[Materials provided]
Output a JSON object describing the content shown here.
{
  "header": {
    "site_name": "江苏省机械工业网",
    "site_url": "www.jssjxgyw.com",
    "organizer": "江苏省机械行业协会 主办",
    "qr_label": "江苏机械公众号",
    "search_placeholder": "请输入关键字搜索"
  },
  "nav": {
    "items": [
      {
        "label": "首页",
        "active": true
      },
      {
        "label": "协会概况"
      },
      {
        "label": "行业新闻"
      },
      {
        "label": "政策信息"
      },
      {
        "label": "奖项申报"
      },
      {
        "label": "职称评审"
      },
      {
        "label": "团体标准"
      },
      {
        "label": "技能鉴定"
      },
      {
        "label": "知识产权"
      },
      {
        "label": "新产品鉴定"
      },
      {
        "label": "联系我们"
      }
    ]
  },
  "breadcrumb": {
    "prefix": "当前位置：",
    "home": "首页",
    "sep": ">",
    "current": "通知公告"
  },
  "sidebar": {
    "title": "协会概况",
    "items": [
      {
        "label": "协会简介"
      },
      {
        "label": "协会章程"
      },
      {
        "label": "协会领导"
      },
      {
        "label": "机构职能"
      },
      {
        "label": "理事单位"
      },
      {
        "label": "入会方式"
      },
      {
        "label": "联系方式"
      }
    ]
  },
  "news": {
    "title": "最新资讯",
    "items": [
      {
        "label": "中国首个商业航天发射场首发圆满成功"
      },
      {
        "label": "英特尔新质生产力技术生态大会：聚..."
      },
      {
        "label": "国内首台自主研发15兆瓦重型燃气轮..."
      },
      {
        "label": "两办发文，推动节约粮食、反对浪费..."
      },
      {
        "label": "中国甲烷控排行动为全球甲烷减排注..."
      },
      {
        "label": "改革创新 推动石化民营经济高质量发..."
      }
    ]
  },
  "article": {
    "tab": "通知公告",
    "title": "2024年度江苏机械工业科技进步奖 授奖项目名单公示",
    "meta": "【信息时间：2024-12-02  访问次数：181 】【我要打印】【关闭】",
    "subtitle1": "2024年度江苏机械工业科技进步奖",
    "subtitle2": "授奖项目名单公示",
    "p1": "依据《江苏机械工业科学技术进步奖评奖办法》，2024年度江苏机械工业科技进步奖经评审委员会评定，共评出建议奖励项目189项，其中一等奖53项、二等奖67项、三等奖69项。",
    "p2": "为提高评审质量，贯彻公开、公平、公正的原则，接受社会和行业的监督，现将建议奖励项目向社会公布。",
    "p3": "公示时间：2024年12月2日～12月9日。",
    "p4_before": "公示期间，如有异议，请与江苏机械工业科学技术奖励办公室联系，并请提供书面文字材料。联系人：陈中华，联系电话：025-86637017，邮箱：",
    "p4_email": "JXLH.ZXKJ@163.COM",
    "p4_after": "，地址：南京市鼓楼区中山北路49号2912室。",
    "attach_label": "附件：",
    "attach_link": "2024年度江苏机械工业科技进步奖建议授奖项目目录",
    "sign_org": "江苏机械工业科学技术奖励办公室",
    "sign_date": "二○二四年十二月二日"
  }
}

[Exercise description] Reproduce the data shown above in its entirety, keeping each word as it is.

[Finished exercise]
Output a JSON object describing the content shown here.
{
  "header": {
    "site_name": "江苏省机械工业网",
    "site_url": "www.jssjxgyw.com",
    "organizer": "江苏省机械行业协会 主办",
    "qr_label": "江苏机械公众号",
    "search_placeholder": "请输入关键字搜索"
  },
  "nav": {
    "items": [
      {
        "label": "首页",
        "active": true
      },
      {
        "label": "协会概况"
      },
      {
        "label": "行业新闻"
      },
      {
        "label": "政策信息"
      },
      {
        "label": "奖项申报"
      },
      {
        "label": "职称评审"
      },
      {
        "label": "团体标准"
      },
      {
        "label": "技能鉴定"
      },
      {
        "label": "知识产权"
      },
      {
        "label": "新产品鉴定"
      },
      {
        "label": "联系我们"
      }
    ]
  },
  "breadcrumb": {
    "prefix": "当前位置：",
    "home": "首页",
    "sep": ">",
    "current": "通知公告"
  },
  "sidebar": {
    "title": "协会概况",
    "items": [
      {
        "label": "协会简介"
      },
      {
        "label": "协会章程"
      },
      {
        "label": "协会领导"
      },
      {
        "label": "机构职能"
      },
      {
        "label": "理事单位"
      },
      {
        "label": "入会方式"
      },
      {
        "label": "联系方式"
      }
    ]
  },
  "news": {
    "title": "最新资讯",
    "items": [
      {
        "label": "中国首个商业航天发射场首发圆满成功"
      },
      {
        "label": "英特尔新质生产力技术生态大会：聚..."
      },
      {
        "label": "国内首台自主研发15兆瓦重型燃气轮..."
      },
      {
        "label": "两办发文，推动节约粮食、反对浪费..."
      },
      {
        "label": "中国甲烷控排行动为全球甲烷减排注..."
      },
      {
        "label": "改革创新 推动石化民营经济高质量发..."
      }
    ]
  },
  "article": {
    "tab": "通知公告",
    "title": "2024年度江苏机械工业科技进步奖 授奖项目名单公示",
    "meta": "【信息时间：2024-12-02  访问次数：181 】【我要打印】【关闭】",
    "subtitle1": "2024年度江苏机械工业科技进步奖",
    "subtitle2": "授奖项目名单公示",
    "p1": "依据《江苏机械工业科学技术进步奖评奖办法》，2024年度江苏机械工业科技进步奖经评审委员会评定，共评出建议奖励项目189项，其中一等奖53项、二等奖67项、三等奖69项。",
    "p2": "为提高评审质量，贯彻公开、公平、公正的原则，接受社会和行业的监督，现将建议奖励项目向社会公布。",
    "p3": "公示时间：2024年12月2日～12月9日。",
    "p4_before": "公示期间，如有异议，请与江苏机械工业科学技术奖励办公室联系，并请提供书面文字材料。联系人：陈中华，联系电话：025-86637017，邮箱：",
    "p4_email": "JXLH.ZXKJ@163.COM",
    "p4_after": "，地址：南京市鼓楼区中山北路49号2912室。",
    "attach_label": "附件：",
    "attach_link": "2024年度江苏机械工业科技进步奖建议授奖项目目录",
    "sign_org": "江苏机械工业科学技术奖励办公室",
    "sign_date": "二○二四年十二月二日"
  }
}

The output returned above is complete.